In contrast to buying firewood, cutting from your woodlot gives you more control over the types (species) of trees that you use for fuel. Table 2 gives some general ratings to help guide you in deciding which trees to burn in your wood-burning unit.

To get the most heat value, allow wood to dry following cutting and splitting. This usually requires several months. Most dense hardwoods require at least one year to season fully.

The more wood surface exposed to air, the faster it dries. Stack the wood in loose piles off the ground. The best place is a storage area exposed to sunlight. Covered storage, open on the sides, helps prevent rewetting from rain or snow.

Table 2. Relative ratings for firewood.

SpeciesRelative amount of heatEasy to burn?Easy to split?Have heavy smoke?Pop or throw sparks?General rating and remarks
Hardwood trees
ash, hard maple, dogwood, mulberry, pecan, ironwoodHighEasyEasyNoNoExcellent
beech, birchHighEasyEasyNoNoExcellent
red oak, white oakHighFairFairNoNoExcellent
hickory, hard mapleHighEasyDifficultNoNoExcellent; hickory hottest burning common hardwood
Osage-orange (hedge)Very highFairDifficultModerateYesVery good, except will spark if burning green
soft mapleMediumEasyDifficultNoNoGood
cherry, hackberry, soft maple, walnutMediumYesYesNoNoGood
blackgum, elm, sycamoreMediumMediumDifficultModerateNoFair; too much water when green
basswood, cottonwood, yellow-poplar, willowLowEasyEasyModerateSomeFair; good for kindling
boxelderLowEasyEasyMediumNoPoor; gives off foul odor
Softwood trees
southern yellow pineHighEasyEasySomeSomeFair; high sap may lead to creosote build-up
eastern redcedarMediumEasyEasyModerateYesFair; good for kindling
cypressMediumMediumEasyModerateNoFair; high sap may lead to creosote build-up

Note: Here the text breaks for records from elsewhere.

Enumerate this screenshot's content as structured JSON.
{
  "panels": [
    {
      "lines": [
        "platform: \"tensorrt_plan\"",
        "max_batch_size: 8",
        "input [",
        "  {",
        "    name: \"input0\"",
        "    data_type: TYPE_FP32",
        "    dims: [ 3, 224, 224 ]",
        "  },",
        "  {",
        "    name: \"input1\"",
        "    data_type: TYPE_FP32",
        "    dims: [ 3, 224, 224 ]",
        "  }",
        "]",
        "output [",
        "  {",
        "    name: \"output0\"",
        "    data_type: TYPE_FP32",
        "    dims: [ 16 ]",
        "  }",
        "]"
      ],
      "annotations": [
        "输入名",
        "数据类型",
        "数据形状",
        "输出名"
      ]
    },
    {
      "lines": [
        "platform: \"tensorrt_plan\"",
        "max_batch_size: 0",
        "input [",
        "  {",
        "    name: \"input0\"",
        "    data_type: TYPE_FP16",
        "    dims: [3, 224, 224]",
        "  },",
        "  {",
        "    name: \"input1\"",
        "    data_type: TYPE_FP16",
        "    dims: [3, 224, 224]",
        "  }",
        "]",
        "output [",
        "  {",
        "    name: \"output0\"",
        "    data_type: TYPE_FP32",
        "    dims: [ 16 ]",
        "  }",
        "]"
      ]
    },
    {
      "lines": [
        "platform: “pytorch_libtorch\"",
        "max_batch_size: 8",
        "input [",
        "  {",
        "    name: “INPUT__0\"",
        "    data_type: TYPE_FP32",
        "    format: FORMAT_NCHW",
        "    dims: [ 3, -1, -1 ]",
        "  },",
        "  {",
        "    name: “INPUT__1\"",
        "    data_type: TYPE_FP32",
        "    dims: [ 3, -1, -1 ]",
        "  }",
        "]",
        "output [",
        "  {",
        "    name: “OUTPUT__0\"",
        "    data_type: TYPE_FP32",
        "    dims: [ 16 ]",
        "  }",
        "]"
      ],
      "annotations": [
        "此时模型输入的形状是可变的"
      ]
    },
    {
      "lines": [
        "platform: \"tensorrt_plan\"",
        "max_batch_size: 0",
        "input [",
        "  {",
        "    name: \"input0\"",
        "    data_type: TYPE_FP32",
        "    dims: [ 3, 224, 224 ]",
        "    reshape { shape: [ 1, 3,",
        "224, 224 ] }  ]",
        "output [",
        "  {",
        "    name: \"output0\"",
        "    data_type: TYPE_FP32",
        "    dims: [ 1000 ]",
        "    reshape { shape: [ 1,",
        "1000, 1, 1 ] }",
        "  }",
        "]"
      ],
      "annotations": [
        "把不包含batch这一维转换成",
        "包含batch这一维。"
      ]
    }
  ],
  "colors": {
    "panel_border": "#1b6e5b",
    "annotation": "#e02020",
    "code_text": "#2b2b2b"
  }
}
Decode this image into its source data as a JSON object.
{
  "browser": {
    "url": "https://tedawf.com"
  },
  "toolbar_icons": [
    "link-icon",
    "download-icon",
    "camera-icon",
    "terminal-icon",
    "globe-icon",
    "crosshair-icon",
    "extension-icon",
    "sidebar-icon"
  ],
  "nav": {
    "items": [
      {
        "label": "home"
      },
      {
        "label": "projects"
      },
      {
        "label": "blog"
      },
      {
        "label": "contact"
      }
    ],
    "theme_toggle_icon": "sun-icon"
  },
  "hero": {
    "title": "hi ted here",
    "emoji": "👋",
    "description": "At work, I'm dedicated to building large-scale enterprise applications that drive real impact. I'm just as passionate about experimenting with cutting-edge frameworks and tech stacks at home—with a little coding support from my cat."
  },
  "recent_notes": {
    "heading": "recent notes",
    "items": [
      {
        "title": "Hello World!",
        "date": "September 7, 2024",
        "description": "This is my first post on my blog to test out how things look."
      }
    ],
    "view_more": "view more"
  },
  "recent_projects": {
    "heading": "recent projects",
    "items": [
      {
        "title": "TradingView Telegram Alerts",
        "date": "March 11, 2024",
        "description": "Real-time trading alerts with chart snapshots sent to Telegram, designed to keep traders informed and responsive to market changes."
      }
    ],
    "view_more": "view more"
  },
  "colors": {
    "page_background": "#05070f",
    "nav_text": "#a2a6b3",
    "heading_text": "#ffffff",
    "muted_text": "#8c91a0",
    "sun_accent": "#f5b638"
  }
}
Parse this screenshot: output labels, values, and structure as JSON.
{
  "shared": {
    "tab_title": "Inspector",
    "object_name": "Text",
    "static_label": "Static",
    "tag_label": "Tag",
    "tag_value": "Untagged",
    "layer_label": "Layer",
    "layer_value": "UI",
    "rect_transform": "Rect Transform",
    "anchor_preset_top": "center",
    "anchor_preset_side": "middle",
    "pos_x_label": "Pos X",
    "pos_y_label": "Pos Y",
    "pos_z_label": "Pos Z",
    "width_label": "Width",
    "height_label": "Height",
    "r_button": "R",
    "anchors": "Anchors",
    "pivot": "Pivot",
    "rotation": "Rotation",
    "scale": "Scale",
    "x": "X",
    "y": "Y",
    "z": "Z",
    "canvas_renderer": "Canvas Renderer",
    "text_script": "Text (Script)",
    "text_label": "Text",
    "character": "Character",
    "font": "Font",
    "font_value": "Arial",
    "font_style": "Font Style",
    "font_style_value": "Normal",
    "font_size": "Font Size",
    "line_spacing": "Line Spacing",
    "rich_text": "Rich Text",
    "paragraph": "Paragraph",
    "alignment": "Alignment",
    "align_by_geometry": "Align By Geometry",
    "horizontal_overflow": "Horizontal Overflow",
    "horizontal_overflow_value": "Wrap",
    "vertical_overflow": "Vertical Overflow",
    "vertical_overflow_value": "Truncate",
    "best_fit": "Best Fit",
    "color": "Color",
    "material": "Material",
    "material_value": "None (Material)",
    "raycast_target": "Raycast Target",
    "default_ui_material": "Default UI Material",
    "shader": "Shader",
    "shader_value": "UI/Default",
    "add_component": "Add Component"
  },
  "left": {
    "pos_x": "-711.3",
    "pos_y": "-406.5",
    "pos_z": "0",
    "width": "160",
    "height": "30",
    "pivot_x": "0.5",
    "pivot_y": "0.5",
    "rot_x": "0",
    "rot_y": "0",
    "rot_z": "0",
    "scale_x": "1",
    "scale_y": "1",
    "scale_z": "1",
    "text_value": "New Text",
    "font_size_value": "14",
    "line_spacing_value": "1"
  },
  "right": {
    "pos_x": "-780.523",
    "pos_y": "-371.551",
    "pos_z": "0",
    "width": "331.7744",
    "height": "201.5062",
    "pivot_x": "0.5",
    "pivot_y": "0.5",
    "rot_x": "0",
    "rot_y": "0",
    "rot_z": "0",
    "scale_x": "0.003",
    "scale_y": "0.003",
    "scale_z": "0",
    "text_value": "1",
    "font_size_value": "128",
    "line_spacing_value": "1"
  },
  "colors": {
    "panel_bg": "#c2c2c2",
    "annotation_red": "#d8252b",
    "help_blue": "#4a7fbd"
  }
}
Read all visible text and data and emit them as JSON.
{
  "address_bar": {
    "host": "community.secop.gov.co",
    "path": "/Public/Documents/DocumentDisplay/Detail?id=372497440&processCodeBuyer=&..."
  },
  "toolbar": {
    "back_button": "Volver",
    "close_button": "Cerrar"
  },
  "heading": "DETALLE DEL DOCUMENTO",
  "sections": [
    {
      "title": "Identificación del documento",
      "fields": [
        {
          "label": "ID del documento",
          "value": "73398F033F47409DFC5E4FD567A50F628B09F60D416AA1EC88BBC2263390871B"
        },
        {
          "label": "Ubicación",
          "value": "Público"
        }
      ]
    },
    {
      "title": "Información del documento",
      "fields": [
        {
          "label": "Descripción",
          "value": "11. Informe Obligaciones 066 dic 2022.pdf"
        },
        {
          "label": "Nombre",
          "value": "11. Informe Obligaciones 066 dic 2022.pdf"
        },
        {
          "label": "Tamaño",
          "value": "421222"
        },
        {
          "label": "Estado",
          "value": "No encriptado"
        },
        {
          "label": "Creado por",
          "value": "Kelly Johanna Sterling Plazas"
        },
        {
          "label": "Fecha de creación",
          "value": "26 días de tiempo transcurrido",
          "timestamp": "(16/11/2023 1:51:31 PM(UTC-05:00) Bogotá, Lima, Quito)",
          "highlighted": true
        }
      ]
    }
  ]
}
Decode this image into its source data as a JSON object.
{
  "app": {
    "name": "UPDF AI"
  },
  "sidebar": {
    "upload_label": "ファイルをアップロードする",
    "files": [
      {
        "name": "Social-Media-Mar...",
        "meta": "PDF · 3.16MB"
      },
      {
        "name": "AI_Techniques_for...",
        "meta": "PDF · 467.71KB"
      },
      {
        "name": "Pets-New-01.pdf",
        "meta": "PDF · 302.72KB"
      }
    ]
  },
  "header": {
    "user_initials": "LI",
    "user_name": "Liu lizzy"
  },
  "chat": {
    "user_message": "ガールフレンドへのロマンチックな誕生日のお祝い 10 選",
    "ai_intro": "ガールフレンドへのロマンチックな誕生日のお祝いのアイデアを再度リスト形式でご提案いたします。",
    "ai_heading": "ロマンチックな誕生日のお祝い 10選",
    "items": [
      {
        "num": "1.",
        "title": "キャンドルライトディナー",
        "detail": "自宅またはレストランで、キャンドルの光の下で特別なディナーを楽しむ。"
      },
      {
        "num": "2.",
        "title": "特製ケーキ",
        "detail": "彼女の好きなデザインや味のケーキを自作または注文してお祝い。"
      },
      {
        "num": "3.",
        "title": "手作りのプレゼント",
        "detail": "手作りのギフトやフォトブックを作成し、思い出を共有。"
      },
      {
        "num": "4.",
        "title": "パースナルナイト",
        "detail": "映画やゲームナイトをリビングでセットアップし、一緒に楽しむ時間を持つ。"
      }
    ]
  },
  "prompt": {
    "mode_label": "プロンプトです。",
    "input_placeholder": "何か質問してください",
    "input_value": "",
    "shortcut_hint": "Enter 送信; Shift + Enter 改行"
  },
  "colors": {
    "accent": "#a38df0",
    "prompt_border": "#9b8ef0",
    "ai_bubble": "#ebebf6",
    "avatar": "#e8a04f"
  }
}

Insects in firewood

Today, our forests and woodlots are threatened by a wide array of insects and disease-causing pathogens. Most of the forest pests live just below the bark. For both foreign and domestic pests, one of the major pathways responsible for their spread is through the movement of firewood, whether it is used to heat your home or to provide the aesthetic beauty of a campfire.

Please contact your state agriculture or forestry agency to learn the latest threats to the forests and woodlands in your region. More important, find out if there are any quarantines restricting the movement of firewood in your area. The best advice is to buy or cut your wood locally, and burn it locally.

Poisonous wood?

Small pieces of wood, or kindling, in combination with paper are frequently used to get a wood fire started. Leftover scraps of lumber from building and construction sites are a convenient source of kindling materials. However, some of the wood frequently used in building is treated with chemicals to prevent decay and insect attack and should not be used for home fuel because of the poisonous nature of the preservatives. Wood treated with the common salt type preservatives is usually light to bright green or light brown in color. Other preservatives leave the wood oily. Creosote leaves wood dark brown to black.

Wood ashes

Wood ashes have some value as a lawn and garden fertilizer. Native Midwest woods seldom contain over 1 percent ash on an oven-dry basis, or about 36 pounds per cord of dense, air-dried wood. This ash consists of 50 to 70 percent calcium or lime, 6 to 8 percent potassium, insignificant amounts of phosphorous, and no nitrogen. The use of 25 pounds of wood ash per 1,000 square feet on home gardens will meet potassium requirements and help maintain a soil pH of 6 to 7 when there is a trend toward acidic conditions.

In summary

Wood can provide a source of home heat at considerable savings compared with fossil fuels and electricity if a source is readily available for little or no cost and if the individual has the equipment and physical energy to cut and transport it. If cut and delivered wood has to be purchased, considerably less savings are evident. Wood varies tremendously in its heating ability; the higher density hardwoods are the best to burn. Burning wood for home heat, unlike fossil fuels and electricity, involves a lot of work. But wood fuel from properly managed woodlots represents a renewable energy resource that can benefit both the homeowner and the forest.